Format

Send to

Choose Destination

See 1 citation found using an alternative search:

See comment in PubMed Commons below
J Crohns Colitis. 2013 Aug;7(7):e263-70. doi: 10.1016/j.crohns.2012.10.012. Epub 2012 Nov 20.

Predictive factors for an uncomplicated long-term course of Crohn's disease: a retrospective analysis.

Author information

  • 1Evangelisches Krankenhaus Kalk, Innere Medizin, Köln, Germany. kruis@evkk.de

Abstract

BACKGROUND:

Predictive factors for a mild course of Crohn's disease (CD) may have therapeutic consequences, but as yet have not been identified.

AIMS:

To identify baseline factors that predict mild CD and design a predictive scoring system.

METHODS:

A retrospective, multicenter study of newly diagnosed CD patients allocated to mild CD (no therapy, mesalazine only, or mesalazine with a single initial short course of low-dose prednisone) or moderate CD (all other patients including resected patients).

RESULTS:

162 patients (median follow-up 43 months) were analyzed: 47 mild CD and 115 moderate CD. For mild CD versus moderate CD, mean age at first diagnosis was higher (41.1 versus 33.9 years, p=0.02), mean C-reactive protein (CRP) concentration was lower (1.6 versus 3.6 mg/L, p<0.01), and perianal lesions were less frequent (0% versus 10.4%, p=0.02). The combined incidence of complications (stenosis, any type of fistula, extraintestinal complications or fever) was 21.3% in mild CD versus 35.7% in moderate CD (p=0.07). A scoring system based on age, CRP, endoscopic severity (adapted Rutgeert's score), perianal lesions and combined incidence of complications was developed which can predict a mild prognosis at the initial diagnosis, giving patients the chance of simplified therapy and accelerated step-up in the event of treatment failure.

CONCLUSIONS:

Approximately a third of CD patients experience a mild disease course and require only basic therapy.

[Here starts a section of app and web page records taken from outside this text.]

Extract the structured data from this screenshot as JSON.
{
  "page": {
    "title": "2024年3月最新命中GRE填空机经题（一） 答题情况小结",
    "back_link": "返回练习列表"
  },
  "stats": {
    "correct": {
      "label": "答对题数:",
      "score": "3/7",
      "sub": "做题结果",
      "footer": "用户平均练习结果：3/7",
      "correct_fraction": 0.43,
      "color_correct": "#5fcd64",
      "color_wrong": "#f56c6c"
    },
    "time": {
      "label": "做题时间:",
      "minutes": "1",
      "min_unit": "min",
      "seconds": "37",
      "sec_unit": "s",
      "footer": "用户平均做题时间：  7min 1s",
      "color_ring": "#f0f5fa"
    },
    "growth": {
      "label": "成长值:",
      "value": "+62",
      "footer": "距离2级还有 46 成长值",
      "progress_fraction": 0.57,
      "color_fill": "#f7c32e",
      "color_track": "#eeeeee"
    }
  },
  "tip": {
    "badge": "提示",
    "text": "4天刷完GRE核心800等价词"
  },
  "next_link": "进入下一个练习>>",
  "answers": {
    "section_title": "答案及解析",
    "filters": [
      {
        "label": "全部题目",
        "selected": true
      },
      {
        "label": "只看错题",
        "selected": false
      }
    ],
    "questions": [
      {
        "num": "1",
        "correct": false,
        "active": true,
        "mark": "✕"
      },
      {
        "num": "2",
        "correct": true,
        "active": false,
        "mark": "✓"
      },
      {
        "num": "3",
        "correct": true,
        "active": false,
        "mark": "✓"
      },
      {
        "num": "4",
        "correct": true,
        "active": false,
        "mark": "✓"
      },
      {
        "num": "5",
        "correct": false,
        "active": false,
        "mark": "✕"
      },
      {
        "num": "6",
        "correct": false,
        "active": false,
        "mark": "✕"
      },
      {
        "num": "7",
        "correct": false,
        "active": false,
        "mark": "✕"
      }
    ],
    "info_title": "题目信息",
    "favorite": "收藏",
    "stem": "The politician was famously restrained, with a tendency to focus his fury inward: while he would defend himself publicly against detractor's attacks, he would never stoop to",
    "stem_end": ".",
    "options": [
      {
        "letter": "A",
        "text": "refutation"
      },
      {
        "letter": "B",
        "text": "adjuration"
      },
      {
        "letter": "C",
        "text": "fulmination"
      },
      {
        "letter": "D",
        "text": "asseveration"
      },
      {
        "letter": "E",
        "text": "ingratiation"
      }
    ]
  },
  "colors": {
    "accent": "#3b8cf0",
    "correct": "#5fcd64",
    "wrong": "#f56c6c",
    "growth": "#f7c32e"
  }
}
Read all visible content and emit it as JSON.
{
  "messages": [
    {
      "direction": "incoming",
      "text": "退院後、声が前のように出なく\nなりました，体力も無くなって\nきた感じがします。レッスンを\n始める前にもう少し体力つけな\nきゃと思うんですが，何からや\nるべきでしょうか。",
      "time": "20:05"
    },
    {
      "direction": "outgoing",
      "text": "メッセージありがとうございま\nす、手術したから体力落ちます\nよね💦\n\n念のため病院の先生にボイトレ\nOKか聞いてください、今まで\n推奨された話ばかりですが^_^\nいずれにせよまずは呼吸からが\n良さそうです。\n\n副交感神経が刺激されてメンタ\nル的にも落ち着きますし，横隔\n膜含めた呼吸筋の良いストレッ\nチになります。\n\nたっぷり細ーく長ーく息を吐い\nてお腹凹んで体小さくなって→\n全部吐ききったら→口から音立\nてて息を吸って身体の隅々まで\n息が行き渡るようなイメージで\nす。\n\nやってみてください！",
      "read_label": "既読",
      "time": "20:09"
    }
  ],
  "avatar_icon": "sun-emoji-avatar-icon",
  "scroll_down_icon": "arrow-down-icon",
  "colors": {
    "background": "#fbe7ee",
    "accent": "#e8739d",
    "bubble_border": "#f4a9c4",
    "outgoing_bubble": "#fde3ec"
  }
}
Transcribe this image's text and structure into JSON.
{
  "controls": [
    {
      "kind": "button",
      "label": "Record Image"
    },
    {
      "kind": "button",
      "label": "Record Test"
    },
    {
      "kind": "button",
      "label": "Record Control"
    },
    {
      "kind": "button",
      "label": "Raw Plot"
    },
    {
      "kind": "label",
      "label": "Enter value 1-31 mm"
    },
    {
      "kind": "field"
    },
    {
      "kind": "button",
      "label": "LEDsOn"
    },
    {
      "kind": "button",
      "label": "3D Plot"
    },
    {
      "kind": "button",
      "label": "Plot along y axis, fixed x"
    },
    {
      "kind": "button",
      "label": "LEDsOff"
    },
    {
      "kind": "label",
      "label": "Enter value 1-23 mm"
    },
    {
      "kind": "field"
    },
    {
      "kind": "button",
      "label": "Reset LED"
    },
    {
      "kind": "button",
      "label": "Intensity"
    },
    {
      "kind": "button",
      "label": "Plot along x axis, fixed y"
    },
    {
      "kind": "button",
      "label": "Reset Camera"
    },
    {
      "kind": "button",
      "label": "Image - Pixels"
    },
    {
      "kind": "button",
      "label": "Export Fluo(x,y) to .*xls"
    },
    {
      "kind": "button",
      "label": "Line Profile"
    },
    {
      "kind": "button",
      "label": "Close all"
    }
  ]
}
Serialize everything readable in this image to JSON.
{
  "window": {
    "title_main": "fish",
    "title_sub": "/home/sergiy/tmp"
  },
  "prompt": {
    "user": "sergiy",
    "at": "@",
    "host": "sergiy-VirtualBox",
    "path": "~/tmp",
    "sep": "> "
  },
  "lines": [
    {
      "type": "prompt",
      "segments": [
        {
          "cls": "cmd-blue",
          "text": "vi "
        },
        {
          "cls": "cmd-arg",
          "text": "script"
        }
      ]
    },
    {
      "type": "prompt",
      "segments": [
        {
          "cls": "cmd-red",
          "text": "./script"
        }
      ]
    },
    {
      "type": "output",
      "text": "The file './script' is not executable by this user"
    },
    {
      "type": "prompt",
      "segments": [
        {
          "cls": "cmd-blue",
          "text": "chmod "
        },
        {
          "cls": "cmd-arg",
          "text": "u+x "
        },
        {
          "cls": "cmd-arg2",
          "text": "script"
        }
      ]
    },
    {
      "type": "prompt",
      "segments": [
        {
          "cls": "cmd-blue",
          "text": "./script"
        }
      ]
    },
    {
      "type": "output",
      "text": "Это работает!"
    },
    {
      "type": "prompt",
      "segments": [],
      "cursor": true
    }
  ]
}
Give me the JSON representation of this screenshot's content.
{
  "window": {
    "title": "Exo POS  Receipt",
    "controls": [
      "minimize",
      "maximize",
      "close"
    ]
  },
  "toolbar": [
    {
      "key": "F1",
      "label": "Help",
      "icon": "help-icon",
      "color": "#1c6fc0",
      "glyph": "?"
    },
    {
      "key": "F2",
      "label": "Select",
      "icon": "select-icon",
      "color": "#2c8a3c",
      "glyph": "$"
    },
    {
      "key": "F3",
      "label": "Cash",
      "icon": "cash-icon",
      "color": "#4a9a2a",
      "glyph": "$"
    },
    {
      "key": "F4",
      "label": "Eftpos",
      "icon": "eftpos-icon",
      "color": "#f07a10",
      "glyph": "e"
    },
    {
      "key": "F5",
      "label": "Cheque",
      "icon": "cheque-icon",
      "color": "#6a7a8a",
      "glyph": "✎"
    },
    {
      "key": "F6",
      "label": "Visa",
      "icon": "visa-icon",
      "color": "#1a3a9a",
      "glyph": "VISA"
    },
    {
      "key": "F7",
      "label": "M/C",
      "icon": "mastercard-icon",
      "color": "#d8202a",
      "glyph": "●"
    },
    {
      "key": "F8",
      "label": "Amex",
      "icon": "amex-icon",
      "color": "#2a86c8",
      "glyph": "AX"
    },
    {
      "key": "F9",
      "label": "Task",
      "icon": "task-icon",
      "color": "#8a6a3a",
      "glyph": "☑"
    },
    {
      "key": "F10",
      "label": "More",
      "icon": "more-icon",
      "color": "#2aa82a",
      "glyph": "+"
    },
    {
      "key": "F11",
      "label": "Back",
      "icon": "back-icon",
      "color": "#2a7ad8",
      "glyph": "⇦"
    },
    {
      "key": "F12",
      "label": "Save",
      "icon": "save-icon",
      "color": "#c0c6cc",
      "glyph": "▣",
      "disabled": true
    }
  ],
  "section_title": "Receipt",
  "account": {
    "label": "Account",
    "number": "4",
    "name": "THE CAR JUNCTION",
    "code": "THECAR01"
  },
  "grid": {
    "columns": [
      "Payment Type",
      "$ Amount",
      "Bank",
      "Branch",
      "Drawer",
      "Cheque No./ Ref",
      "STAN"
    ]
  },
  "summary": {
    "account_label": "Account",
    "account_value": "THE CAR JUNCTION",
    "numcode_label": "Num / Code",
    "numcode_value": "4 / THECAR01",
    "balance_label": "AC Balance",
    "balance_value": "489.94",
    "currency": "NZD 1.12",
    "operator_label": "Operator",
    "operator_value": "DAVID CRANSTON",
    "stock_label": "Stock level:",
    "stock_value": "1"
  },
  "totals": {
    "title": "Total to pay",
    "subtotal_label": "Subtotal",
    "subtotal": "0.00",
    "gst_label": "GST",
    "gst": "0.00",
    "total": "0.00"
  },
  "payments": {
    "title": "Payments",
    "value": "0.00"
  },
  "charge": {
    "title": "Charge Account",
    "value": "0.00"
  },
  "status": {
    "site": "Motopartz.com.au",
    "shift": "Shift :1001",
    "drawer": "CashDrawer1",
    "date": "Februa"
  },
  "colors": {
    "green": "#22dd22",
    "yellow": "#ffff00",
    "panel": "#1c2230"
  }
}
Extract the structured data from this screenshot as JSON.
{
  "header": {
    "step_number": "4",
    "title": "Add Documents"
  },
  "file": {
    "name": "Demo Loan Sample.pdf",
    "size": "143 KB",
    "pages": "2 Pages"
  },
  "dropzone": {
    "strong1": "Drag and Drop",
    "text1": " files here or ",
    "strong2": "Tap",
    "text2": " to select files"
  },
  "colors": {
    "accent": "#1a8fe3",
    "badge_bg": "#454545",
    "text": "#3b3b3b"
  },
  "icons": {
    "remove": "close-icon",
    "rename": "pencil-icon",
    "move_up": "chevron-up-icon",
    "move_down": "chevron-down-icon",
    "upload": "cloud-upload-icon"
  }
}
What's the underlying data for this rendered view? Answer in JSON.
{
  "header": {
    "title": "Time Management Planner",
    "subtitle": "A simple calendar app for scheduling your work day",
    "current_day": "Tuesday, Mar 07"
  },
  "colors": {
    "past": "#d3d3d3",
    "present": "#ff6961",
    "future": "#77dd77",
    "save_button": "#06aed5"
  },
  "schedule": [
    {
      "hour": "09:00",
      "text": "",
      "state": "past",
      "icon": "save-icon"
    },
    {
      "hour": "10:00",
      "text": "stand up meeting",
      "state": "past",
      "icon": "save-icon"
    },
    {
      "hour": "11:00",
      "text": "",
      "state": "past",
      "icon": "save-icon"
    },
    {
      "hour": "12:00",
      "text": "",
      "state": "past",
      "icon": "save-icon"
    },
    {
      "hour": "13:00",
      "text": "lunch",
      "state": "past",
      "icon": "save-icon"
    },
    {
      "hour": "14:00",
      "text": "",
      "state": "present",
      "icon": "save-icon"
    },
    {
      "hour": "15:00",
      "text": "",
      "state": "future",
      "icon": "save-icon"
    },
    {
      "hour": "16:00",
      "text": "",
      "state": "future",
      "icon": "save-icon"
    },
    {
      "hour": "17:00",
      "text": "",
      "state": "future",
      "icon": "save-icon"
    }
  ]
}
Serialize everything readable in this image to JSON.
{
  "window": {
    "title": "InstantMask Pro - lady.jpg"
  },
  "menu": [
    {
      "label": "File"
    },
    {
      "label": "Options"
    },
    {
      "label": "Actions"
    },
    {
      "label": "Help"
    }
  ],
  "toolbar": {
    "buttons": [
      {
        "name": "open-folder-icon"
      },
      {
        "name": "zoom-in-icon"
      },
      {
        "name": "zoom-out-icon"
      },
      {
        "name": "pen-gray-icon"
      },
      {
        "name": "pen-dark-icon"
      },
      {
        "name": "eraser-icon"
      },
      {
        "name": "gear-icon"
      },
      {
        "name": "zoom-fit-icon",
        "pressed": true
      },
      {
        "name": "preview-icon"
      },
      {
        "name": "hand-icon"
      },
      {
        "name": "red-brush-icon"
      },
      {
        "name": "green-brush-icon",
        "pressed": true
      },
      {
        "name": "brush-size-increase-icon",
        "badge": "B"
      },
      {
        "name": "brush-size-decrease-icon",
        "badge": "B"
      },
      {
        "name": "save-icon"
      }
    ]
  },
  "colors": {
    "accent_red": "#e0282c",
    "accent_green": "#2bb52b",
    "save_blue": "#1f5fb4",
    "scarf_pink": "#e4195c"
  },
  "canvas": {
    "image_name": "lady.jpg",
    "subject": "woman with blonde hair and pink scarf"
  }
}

A possible scoring system to predict mild CD which may avoid overtreatment and unnecessary risks for the patient and costs is suggested.

Copyright © 2012. Published by Elsevier B.V.

[PubMed - indexed for MEDLINE]
PubMed Commons home

PubMed Commons

0 comments
How to join PubMed Commons

    Supplemental Content

    Full text links

    Icon for HighWire
    Loading ...
    Write to the Help Desk